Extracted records
·····

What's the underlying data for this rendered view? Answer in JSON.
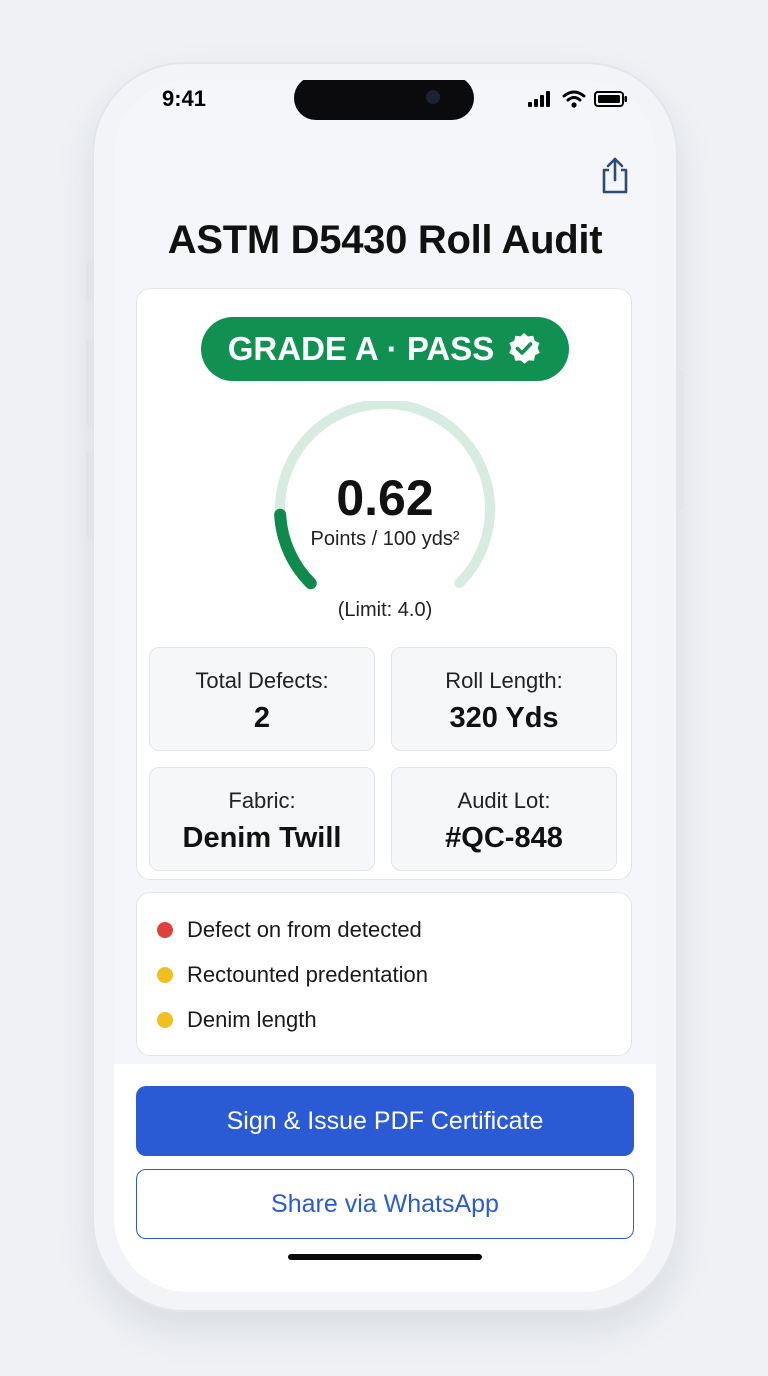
{
  "status_bar": {
    "time": "9:41"
  },
  "header": {
    "title": "ASTM D5430 Roll Audit"
  },
  "grade": {
    "label": "GRADE A · PASS"
  },
  "gauge": {
    "value": "0.62",
    "unit": "Points / 100 yds²",
    "limit_text": "(Limit: 4.0)",
    "score": 0.62,
    "limit": 4.0,
    "track_color": "#d6ece0",
    "fill_color": "#0f8a4c"
  },
  "stats": [
    {
      "label": "Total Defects:",
      "value": "2"
    },
    {
      "label": "Roll Length:",
      "value": "320 Yds"
    },
    {
      "label": "Fabric:",
      "value": "Denim Twill"
    },
    {
      "label": "Audit Lot:",
      "value": "#QC-848"
    }
  ],
  "notes": [
    {
      "text": "Defect on from detected",
      "color": "#e0403a"
    },
    {
      "text": "Rectounted predentation",
      "color": "#f0c020"
    },
    {
      "text": "Denim length",
      "color": "#f0c020"
    }
  ],
  "actions": {
    "primary_label": "Sign & Issue PDF Certificate",
    "secondary_label": "Share via WhatsApp"
  },
  "colors": {
    "accent": "#2b5bd4",
    "pass": "#109152"
  },
  "icons": [
    "signal-icon",
    "wifi-icon",
    "battery-icon",
    "share-icon",
    "verified-check-icon"
  ]
}
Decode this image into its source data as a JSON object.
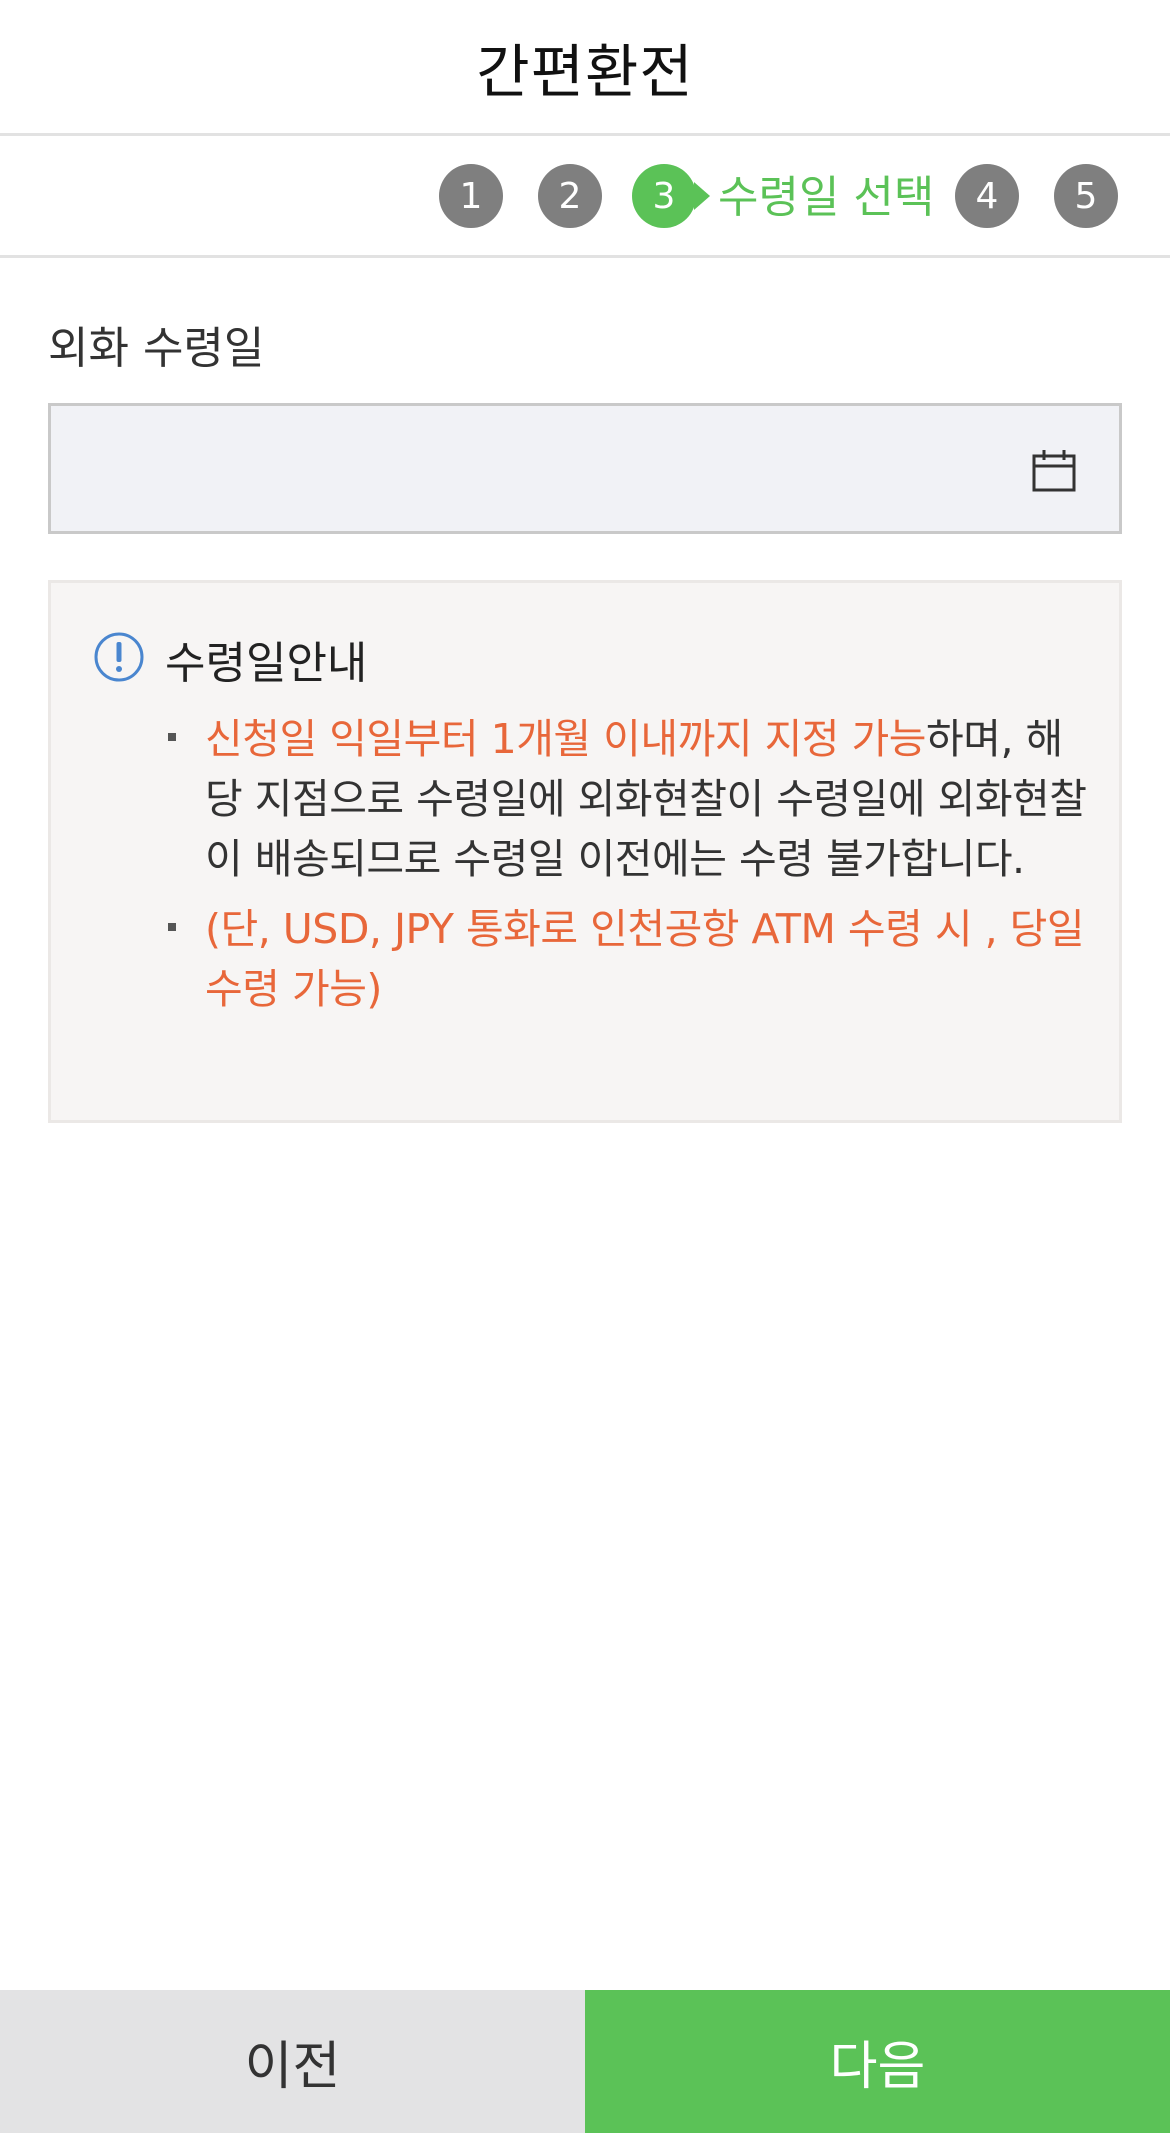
{
  "header": {
    "title": "간편환전"
  },
  "steps": {
    "items": [
      "1",
      "2",
      "3",
      "4",
      "5"
    ],
    "active_label": "수령일 선택"
  },
  "form": {
    "date_label": "외화 수령일",
    "date_value": "",
    "icon": "calendar-icon"
  },
  "notice": {
    "title": "수령일안내",
    "icon": "exclamation-circle-icon",
    "item1_highlight": "신청일  익일부터 1개월 이내까지 지정 가능",
    "item1_rest": "하며, 해당 지점으로 수령일에 외화현찰이 수령일에 외화현찰이 배송되므로 수령일 이전에는 수령 불가합니다.",
    "item2": "(단, USD, JPY 통화로 인천공항 ATM 수령 시 , 당일 수령 가능)"
  },
  "buttons": {
    "prev": "이전",
    "next": "다음"
  },
  "colors": {
    "accent": "#5bc257",
    "highlight": "#e8673a",
    "inactive_step": "#7f7f7f"
  }
}
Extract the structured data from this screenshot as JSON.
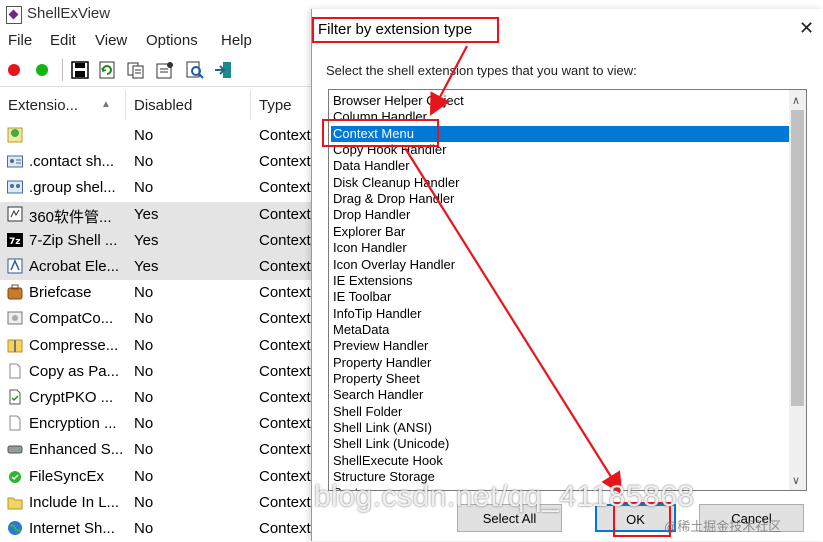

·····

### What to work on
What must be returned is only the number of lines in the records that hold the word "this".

### Reply to the task
3